*** Source information Section Begins ***

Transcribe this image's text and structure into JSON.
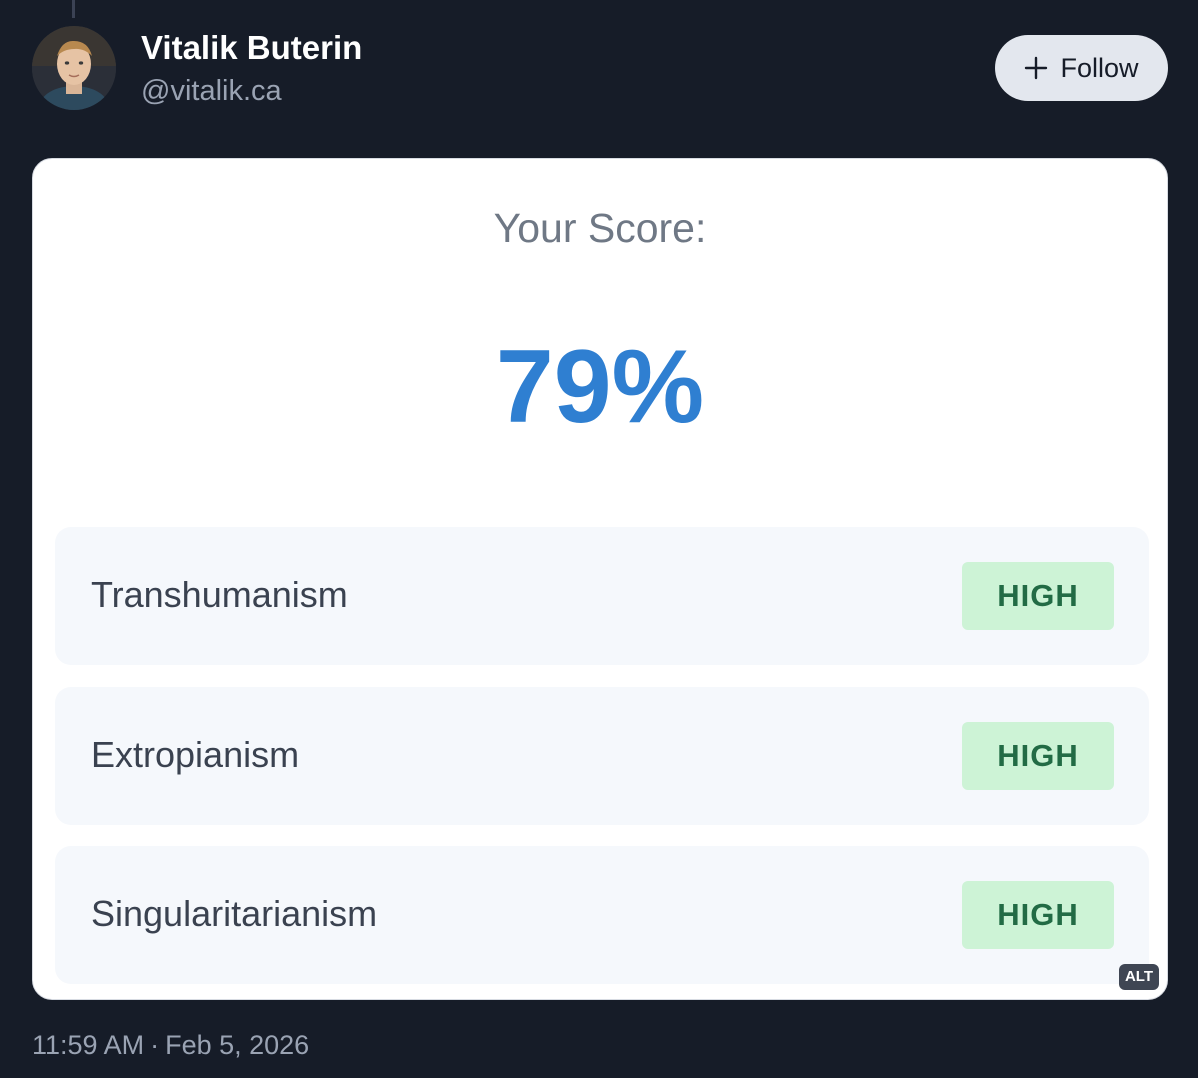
{
  "author": {
    "name": "Vitalik Buterin",
    "handle": "@vitalik.ca",
    "avatar_icon": "profile-photo"
  },
  "follow_button": {
    "label": "Follow",
    "icon": "plus-icon"
  },
  "image": {
    "score_label": "Your Score:",
    "score_value": "79%",
    "score_percent": 79,
    "traits": [
      {
        "name": "Transhumanism",
        "level": "HIGH"
      },
      {
        "name": "Extropianism",
        "level": "HIGH"
      },
      {
        "name": "Singularitarianism",
        "level": "HIGH"
      }
    ],
    "alt_badge": "ALT"
  },
  "timestamp": {
    "time": "11:59 AM",
    "separator": "·",
    "date": "Feb 5, 2026"
  },
  "colors": {
    "background": "#161c28",
    "accent_score": "#2f7fd1",
    "high_badge_bg": "#cdf3d6",
    "high_badge_text": "#226b45"
  }
}
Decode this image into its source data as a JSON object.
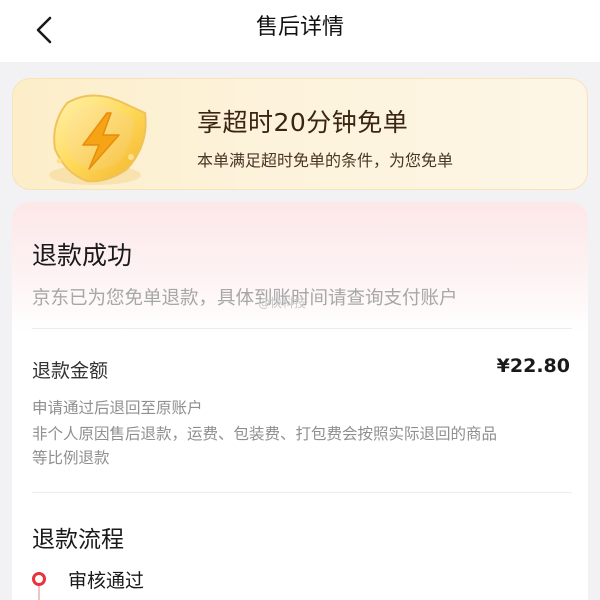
{
  "nav": {
    "title": "售后详情"
  },
  "promo": {
    "title": "享超时20分钟免单",
    "subtitle": "本单满足超时免单的条件，为您免单",
    "icon": "lightning-shield-icon"
  },
  "refund": {
    "status_title": "退款成功",
    "status_desc": "京东已为您免单退款，具体到账时间请查询支付账户",
    "amount_label": "退款金额",
    "amount_value": "¥22.80",
    "notes": [
      "申请通过后退回至原账户",
      "非个人原因售后退款，运费、包装费、打包费会按照实际退回的商品",
      "等比例退款"
    ]
  },
  "flow": {
    "title": "退款流程",
    "steps": [
      {
        "label": "审核通过",
        "status": "done"
      }
    ]
  },
  "watermark": "@快科技",
  "colors": {
    "accent_red": "#e8323c",
    "promo_bg": "#fdeec9",
    "muted_text": "#a7a7a7"
  }
}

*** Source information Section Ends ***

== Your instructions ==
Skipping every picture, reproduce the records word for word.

== Result below ==
Transcribe this image's text and structure into JSON.
{
  "author": {
    "name": "Vitalik Buterin",
    "handle": "@vitalik.ca",
    "avatar_icon": "profile-photo"
  },
  "follow_button": {
    "label": "Follow",
    "icon": "plus-icon"
  },
  "image": {
    "score_label": "Your Score:",
    "score_value": "79%",
    "score_percent": 79,
    "traits": [
      {
        "name": "Transhumanism",
        "level": "HIGH"
      },
      {
        "name": "Extropianism",
        "level": "HIGH"
      },
      {
        "name": "Singularitarianism",
        "level": "HIGH"
      }
    ],
    "alt_badge": "ALT"
  },
  "timestamp": {
    "time": "11:59 AM",
    "separator": "·",
    "date": "Feb 5, 2026"
  },
  "colors": {
    "background": "#161c28",
    "accent_score": "#2f7fd1",
    "high_badge_bg": "#cdf3d6",
    "high_badge_text": "#226b45"
  }
}
Decode this image into its source data as a JSON object.
{
  "nav": {
    "title": "售后详情"
  },
  "promo": {
    "title": "享超时20分钟免单",
    "subtitle": "本单满足超时免单的条件，为您免单",
    "icon": "lightning-shield-icon"
  },
  "refund": {
    "status_title": "退款成功",
    "status_desc": "京东已为您免单退款，具体到账时间请查询支付账户",
    "amount_label": "退款金额",
    "amount_value": "¥22.80",
    "notes": [
      "申请通过后退回至原账户",
      "非个人原因售后退款，运费、包装费、打包费会按照实际退回的商品",
      "等比例退款"
    ]
  },
  "flow": {
    "title": "退款流程",
    "steps": [
      {
        "label": "审核通过",
        "status": "done"
      }
    ]
  },
  "watermark": "@快科技",
  "colors": {
    "accent_red": "#e8323c",
    "promo_bg": "#fdeec9",
    "muted_text": "#a7a7a7"
  }
}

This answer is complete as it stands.